First observation: If DC was worried about saturating the market with similar covers, it sure doesn't show.  In 1960, as many others have noted, DC had an almost endless variety of covers featuring aliens, monsters and dinosaurs.  It was not until looking at comics on sale in April that I located an ape cover:

Okay, so it's a gorilla; I suspect that Schwartz meant ape as a very generic term.  The next month featured one of DC's most famous apes:
After an absence of apes in June, July included an alien ape:

DC then resisted the siren call of the apes until December:
Strange Adventures thus becomes the first series to hit two apes in one year.

And then came 1961.  I am astounded to report that I can find no comics that went on sale from DC in that year which included apes, gorillas, or monkeys on the cover.  There appears to be only one sensible conclusion; at this point, Schwartz had not yet developed his evidence about simians on the cover boosting the sales.

In January 1962, Grodd made his first cover appearance:
This is further evidence that Schwartz had not yet discovered the link between sales and gorillas, as Grodd had appeared four times already inside the comics.

The following month saw the debut of Bizarro Titano:

After three months's hiatus, a simian was prominently featured on the cover of Batman Annual #3:

And once again, there was a gap all the way to March 1963.  You might think it would be hard for Tomahawk, a revolutionary-era hero to encounter an ape.  You would be wrong:
In June of that year, we got one of the classic ape covers:

Let me tell you, if an gorilla is sliding into third base, it's a pretty brave fielder standing there waiting for the throw.

Grodd popped up on the first Flash Annual in August:
And the Great White Ape appeared in October's Star Spangled War #111 that same month, the first time we've seen two in the same calendar period.

But that's it for 1963.  Monsieur Mallah appeared on the cover of Doom Patrol #86 in January 1964:

Tomahawk's giant ape returned in May:
But then there was another gap until November when Jerry Lewis #86 featured a King-Kong type cover.  In December there were two ape covers: Hawkman #6 and Fox and Crow #90.

By this point I was getting pretty skeptical.  Out of 60 months and about 1800 comics, only 16 covers had featured an ape or a gorilla.  And 1965 was not much different, with only two ape covers.

Ah, but then came 1966, and suddenly the African invasion.  In January, came Strange Adventures #186:
In February there were two covers:
And Monsieur Mallah appeared on the cover of Brave & Bold #65.

After a couple months gap, an ape popped up on Sea Devils #30 in May, and Bob Hope #100 in June.  Nothing for July, but August saw Hawkman #16, September had King Colosso yet again in Tomahawk (this time shooting a bow and arrow no less), October had Jimmy Olsen marrying a female gorilla, and November's Showcase #66 had Bwana Beast duking it out with an ape.  All told, there were nine different covers with the simian theme in 1966.

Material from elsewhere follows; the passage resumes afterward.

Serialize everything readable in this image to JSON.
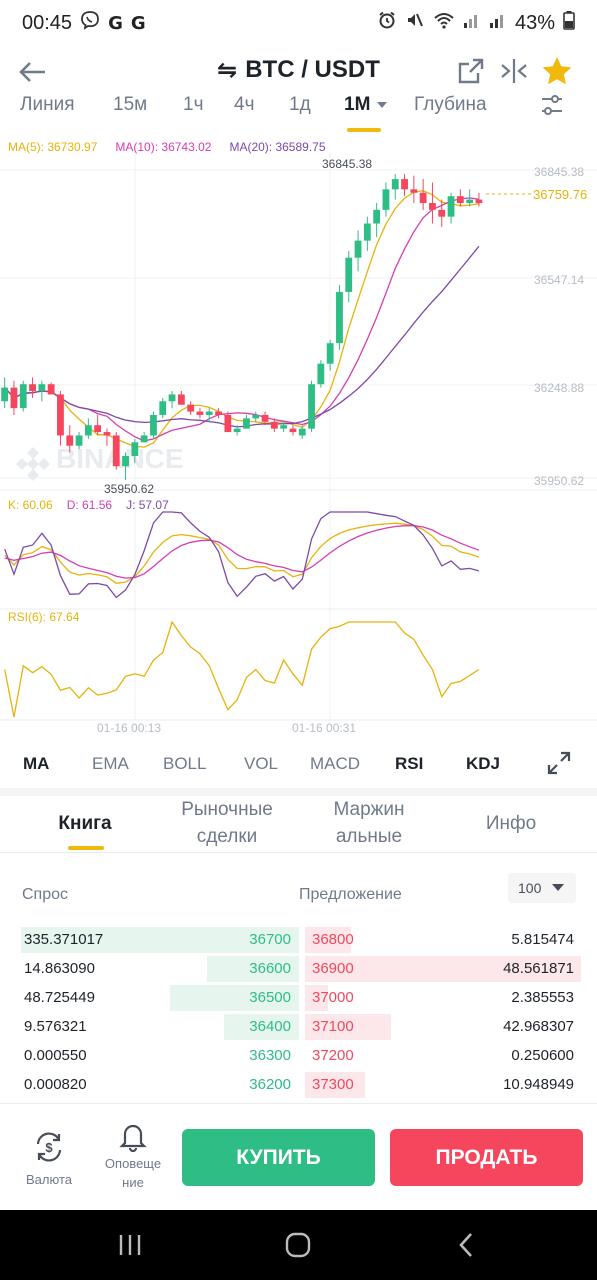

And if you think about it, it makes sense that the editors at DC were pulling out all the stops that year.  Although the company as a whole did well with Batmania, the gains were very uneven.  Batman sales skyrocketed, but the Superman-related titles all dipped as did many other books.

In 1967, there were seven more ape-featured covers, with only two coming in one month: September had Jerry Lewis 103 and Plastic Man #7.

Overall impressions:

1. The number of ape covers do not seem excessive.  However, there certainly was a jump in 1966-67; those two years saw as many of those covers as had been seen in the six years previous.

2. There is little evidence for a hard and fast rule against two ape covers in one month.  There were three months where apes did appear on two covers.  I suspect that the real edict was not to overdo it.

In 1968, the number of simian covers did drop, at least until this series launched: